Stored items
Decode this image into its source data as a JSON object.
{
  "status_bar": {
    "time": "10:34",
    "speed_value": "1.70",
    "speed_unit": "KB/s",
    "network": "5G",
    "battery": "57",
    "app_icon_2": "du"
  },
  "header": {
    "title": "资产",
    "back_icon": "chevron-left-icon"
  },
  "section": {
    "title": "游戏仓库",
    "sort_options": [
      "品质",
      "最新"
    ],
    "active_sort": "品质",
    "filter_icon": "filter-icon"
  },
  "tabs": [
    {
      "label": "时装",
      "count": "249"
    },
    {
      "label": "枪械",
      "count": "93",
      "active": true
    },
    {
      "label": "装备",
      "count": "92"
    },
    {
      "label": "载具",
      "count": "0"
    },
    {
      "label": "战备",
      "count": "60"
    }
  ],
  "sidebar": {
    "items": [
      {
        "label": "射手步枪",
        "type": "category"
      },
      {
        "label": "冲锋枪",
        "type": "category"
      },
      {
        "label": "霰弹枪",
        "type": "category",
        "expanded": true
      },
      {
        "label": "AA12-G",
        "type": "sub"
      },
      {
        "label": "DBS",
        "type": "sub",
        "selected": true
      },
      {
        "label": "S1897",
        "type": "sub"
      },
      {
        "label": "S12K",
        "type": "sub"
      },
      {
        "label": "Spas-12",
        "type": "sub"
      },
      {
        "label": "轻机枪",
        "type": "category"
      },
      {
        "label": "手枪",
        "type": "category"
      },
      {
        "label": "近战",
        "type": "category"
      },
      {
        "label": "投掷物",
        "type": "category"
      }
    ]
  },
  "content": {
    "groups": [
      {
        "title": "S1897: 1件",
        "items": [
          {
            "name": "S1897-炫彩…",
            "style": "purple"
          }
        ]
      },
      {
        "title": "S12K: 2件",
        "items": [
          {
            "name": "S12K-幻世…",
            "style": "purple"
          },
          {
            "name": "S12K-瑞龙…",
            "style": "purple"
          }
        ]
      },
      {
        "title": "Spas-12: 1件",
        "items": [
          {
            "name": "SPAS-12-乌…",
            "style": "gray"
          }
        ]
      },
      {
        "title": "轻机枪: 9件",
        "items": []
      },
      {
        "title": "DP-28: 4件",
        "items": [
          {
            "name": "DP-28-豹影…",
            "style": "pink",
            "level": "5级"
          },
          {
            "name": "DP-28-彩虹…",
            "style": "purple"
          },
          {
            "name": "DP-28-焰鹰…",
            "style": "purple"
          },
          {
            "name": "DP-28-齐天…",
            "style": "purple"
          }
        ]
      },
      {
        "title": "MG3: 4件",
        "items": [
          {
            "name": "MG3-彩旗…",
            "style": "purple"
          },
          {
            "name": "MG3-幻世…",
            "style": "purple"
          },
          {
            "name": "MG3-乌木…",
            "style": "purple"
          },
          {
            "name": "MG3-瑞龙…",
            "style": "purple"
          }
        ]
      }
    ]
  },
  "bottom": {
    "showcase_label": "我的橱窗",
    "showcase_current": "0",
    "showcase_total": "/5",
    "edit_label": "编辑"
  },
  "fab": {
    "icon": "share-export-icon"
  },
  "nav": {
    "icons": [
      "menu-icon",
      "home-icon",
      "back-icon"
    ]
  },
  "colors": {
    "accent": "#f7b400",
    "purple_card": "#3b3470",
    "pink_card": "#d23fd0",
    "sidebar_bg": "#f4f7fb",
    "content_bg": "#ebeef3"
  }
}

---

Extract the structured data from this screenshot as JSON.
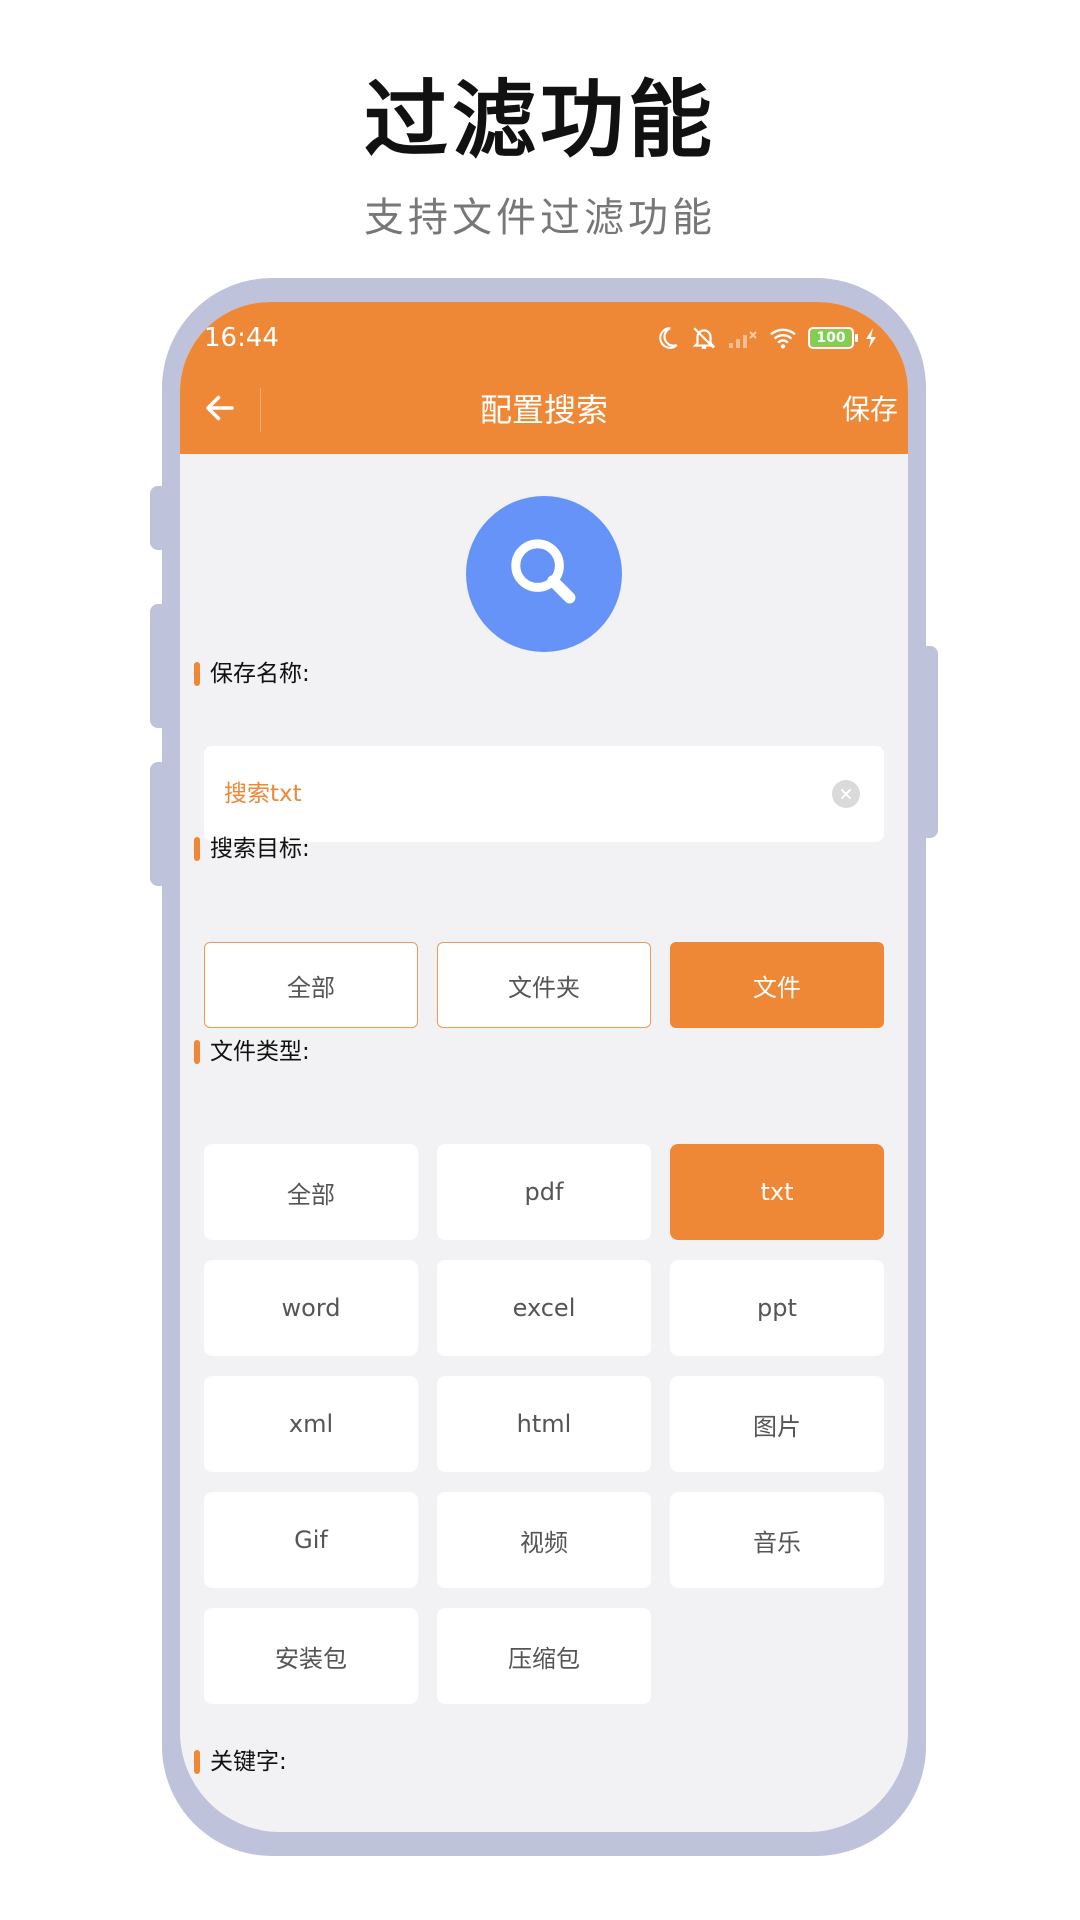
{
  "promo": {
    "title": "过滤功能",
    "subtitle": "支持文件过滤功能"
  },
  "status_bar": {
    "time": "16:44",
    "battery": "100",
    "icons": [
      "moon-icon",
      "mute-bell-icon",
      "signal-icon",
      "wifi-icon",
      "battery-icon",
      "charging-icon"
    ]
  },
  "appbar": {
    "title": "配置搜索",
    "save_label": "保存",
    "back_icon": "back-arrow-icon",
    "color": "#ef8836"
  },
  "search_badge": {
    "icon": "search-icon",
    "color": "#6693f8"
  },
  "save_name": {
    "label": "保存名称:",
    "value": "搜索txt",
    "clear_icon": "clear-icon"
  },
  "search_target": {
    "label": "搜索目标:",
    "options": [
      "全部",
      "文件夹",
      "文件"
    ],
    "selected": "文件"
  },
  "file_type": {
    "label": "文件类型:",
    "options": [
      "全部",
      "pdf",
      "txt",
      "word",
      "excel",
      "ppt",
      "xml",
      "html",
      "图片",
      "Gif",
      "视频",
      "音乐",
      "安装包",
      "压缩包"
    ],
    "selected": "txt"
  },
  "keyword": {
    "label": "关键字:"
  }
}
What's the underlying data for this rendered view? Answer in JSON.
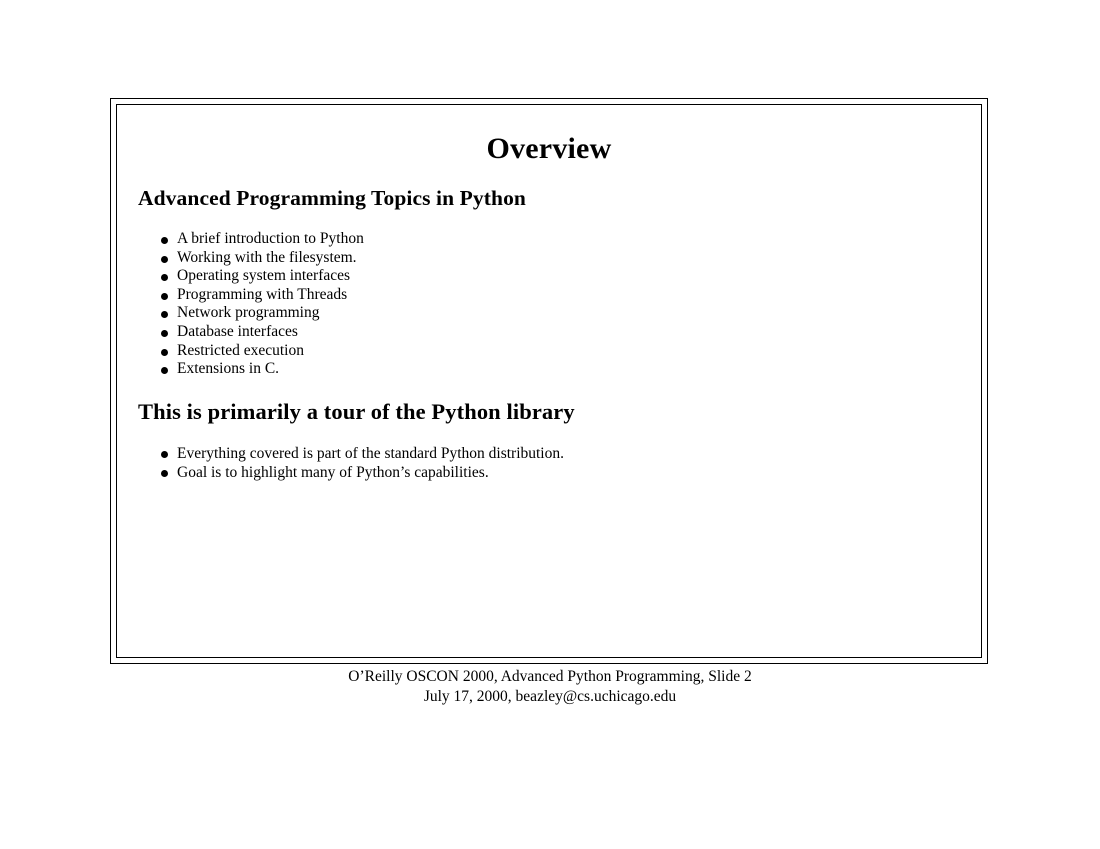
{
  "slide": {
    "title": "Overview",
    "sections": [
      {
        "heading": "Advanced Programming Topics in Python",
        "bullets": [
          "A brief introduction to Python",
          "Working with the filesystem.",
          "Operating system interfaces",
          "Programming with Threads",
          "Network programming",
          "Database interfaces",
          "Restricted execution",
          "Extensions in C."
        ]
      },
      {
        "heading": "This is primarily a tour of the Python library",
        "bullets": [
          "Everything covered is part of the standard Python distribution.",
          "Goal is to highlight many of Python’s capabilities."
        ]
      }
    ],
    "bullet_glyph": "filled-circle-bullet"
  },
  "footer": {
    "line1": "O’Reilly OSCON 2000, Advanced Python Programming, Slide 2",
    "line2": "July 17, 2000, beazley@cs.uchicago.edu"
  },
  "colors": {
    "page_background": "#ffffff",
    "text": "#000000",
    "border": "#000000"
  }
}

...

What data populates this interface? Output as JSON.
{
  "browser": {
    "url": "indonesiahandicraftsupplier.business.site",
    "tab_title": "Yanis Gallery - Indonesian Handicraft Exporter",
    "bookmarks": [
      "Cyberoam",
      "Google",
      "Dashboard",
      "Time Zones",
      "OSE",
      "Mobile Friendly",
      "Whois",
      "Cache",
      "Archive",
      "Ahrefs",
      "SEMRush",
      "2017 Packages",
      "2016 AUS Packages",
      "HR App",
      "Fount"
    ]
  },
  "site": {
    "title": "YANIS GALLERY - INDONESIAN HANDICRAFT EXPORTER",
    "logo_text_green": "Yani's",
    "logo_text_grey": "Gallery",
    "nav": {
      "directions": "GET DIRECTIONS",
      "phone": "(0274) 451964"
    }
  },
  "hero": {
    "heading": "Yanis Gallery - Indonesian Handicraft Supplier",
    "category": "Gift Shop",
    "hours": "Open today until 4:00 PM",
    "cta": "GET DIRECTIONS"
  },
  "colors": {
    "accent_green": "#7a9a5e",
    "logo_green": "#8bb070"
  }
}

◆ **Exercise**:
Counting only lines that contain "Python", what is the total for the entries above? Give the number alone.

◆ **Reply to the task**:
6